The President met today and had a productive discussion with His Highness Salman bin Hamad Al Khalifa, Crown Prince of Bahrain, following the Crown Prince’s meeting with National Security Advisor Tom Donilon. The President reaffirmed the strong commitment of the United States to Bahrain. He welcomed King Hamad bin Isa Al Khalifa’s decision to end the State of National Safety early and the announcement that the national dialogue on reform would begin in July. He also expressed strong support for the Crown Prince’s ongoing efforts to initiate the national dialogue and said that both the opposition and the government must compromise to forge a just future for all Bahrainis. To create the conditions for a successful dialogue, the President emphasized the importance of following through on the government’s commitment to ensuring that those responsible for human rights abuses will be held accountable. The President noted that, as a long-standing partner of Bahrain, the United States believes that the stability of Bahrain depends upon respect for the universal rights of the people of Bahrain, including the right to free speech and peaceful assembly, and a process of meaningful reform that is responsive to the aspirations of all.
Readout of Vice President Biden’s Meeting With His Highness Salman bin Hamad Al Khalifa, Crown Prince of Bahrain
The White House
Office of the Press Secretary
For Immediate Release June 09, 2011

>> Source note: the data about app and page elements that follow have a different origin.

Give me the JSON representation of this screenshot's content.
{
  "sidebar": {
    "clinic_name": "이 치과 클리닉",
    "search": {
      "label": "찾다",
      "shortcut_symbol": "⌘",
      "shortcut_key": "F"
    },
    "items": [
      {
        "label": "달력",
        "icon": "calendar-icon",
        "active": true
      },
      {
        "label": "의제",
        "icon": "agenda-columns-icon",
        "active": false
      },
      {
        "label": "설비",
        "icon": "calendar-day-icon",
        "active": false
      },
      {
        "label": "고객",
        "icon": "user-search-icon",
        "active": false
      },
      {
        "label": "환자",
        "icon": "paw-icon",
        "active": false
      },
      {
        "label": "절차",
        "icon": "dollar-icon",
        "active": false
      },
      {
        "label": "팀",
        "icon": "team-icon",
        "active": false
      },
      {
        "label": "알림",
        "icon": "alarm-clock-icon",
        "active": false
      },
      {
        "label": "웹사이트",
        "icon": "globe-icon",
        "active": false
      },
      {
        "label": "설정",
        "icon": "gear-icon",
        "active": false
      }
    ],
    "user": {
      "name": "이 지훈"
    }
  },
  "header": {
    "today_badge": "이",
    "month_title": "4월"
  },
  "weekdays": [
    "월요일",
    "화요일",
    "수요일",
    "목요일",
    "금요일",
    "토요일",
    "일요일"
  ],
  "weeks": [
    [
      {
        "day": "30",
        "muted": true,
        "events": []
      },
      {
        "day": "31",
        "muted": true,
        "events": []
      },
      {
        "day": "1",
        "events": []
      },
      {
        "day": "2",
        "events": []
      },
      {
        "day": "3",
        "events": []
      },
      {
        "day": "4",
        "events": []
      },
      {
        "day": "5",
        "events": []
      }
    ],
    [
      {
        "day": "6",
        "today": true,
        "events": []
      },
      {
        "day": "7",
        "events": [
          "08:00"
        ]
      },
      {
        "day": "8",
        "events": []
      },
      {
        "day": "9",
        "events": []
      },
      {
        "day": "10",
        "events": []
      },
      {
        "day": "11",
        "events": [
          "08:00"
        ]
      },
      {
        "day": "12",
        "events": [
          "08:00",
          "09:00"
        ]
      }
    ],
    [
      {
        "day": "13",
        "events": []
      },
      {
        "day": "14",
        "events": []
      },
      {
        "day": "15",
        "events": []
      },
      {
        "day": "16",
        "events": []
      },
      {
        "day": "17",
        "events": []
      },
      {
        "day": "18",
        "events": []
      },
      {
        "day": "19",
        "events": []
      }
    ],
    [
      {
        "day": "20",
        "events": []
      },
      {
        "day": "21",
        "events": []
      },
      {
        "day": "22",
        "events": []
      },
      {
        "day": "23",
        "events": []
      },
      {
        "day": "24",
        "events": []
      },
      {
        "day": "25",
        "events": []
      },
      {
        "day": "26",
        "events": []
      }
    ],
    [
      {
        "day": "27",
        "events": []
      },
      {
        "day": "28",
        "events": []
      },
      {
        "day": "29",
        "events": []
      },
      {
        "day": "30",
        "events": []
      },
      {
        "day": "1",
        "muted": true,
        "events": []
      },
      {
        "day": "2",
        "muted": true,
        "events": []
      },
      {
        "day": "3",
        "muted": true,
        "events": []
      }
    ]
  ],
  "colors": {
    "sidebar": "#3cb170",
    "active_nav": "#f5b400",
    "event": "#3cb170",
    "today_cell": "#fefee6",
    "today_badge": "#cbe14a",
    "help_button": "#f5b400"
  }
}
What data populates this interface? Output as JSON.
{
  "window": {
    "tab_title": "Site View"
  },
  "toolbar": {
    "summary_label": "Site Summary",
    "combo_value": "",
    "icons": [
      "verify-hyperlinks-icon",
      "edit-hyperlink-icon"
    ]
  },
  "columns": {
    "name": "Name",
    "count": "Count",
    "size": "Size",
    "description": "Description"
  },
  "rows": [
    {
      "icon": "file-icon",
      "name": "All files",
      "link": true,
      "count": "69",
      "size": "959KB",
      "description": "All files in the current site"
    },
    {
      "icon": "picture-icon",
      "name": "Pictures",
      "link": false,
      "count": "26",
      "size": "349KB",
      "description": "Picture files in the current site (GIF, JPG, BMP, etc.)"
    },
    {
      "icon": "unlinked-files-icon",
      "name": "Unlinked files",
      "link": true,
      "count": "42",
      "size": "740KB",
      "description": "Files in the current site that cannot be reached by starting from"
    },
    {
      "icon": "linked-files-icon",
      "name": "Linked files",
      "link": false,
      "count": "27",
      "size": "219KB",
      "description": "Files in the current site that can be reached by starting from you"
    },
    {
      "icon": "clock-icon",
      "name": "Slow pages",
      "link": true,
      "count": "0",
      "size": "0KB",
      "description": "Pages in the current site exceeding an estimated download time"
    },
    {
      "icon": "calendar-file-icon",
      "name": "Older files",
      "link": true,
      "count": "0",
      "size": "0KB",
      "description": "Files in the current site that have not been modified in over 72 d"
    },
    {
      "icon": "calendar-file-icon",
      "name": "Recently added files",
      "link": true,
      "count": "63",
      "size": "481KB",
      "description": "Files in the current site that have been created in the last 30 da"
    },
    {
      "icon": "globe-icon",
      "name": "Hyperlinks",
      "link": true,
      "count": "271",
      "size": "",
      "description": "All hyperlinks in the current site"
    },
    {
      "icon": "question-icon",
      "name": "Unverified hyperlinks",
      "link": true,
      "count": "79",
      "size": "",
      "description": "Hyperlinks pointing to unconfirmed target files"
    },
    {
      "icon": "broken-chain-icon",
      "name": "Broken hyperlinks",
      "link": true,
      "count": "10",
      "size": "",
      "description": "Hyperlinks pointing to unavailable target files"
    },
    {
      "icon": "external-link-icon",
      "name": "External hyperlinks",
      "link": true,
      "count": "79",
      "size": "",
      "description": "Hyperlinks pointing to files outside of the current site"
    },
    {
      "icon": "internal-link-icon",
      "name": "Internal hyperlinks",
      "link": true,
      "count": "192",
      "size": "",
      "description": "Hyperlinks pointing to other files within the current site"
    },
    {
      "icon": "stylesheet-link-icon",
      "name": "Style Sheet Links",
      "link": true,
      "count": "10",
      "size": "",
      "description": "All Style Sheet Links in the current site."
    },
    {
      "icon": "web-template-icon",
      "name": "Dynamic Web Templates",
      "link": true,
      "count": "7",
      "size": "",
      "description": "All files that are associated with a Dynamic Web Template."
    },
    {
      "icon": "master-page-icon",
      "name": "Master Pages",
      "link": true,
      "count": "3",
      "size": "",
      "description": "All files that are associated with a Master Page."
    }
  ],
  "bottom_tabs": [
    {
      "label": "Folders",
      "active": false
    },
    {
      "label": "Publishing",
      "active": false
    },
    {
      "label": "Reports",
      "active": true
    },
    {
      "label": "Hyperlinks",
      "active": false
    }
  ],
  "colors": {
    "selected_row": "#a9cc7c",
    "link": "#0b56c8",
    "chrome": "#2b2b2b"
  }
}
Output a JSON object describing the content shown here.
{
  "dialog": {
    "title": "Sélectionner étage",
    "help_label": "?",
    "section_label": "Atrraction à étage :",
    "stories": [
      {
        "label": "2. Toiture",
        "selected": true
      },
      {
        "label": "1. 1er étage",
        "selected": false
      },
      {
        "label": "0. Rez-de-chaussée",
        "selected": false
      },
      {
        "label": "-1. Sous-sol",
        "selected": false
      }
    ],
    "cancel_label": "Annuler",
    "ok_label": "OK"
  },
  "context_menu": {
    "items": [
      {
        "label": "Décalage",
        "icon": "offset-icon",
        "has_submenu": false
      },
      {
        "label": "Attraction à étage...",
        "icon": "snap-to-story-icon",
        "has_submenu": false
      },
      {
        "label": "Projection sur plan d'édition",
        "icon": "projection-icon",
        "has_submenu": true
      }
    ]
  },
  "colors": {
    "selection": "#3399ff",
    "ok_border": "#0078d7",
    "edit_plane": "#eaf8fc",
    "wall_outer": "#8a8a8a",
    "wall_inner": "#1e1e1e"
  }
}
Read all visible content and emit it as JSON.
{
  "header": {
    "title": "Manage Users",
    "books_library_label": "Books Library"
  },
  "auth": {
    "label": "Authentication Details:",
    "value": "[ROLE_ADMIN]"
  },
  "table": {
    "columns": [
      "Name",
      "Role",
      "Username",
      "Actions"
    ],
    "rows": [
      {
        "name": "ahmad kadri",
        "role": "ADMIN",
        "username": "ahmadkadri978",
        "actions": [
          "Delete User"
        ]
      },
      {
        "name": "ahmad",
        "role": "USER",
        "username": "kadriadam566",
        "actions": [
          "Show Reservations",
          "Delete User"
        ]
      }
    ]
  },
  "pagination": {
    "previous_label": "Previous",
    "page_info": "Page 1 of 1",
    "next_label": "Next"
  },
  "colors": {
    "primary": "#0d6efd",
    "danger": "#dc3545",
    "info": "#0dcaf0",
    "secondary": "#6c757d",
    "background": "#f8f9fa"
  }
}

The Vice President met today with His Highness Salman bin Hamad Al Khalifa, Crown Prince of Bahrain. The Vice President reaffirmed the United States’ commitment to our longstanding partnership with Bahrain, to supporting a national dialogue that addresses the aspirations of all Bahrainis, and to ensuring that universal rights are respected and those responsible for abusing them are held accountable.
[DS added the video.]
Obama welcomes end of emergency law in Bahrain
AlJazeeraEnglish on Jun 8, 2011
After low key meetings in Washington, Bahrain’s crown prince, has made another promise of national dialogue.
But the US president, although welcoming the end of emergency law, has made his position clear: “You can’t have national dialogue if you keep locking up the opposition”.
The US needs the Gulf state as a port for its fifth fleet and while the price of oil remains so high the US cannot afford to annoy Saudi Arabia whose troops remain in Bahrain as support for the Sunni monarch.
Nearly three months since the crackdown began hundreds of people including activists, students, teachers, hospital staff and member of the political opposition have been arrested but Bahrain insists it is only punishing criminals.
Al Jazeera’s Charles Stratford reports.
End Unfair Trial For Opposition Leaders in Bahrain
The current trial of 21 total opposition figures, seven in absentia, in Bahrain is politically motivated and unjust. Many of the defendants are likely to be prisoners of conscience detained solely for peacefully exercising their rights to freedom of expression and assembly, who should be released immediately and unconditionally. Urge Secretary of State Hillary Clinton to speak out about these human rights abuses and to send an observer to the trial. […]
This video may contain images depicting the reality and horror of war/violence and should only be viewed by a mature audience.
Bahrain crackdown-News Analysis-06-09-2011
PressTVGlobalNews on Jun 10, 2011
The British Government has said it is “deeply concerned” by reports of human rights abuses in Bahrain. So why would it give military training to the Saudi National Guard to help quell anti-regime protesters?
This edition of Press TV News Analysis will discuss whether this is another mixed message by the UK on human rights, and why Bahrain’s case may be heading to the ICC based on numerous accounts of human rights violations.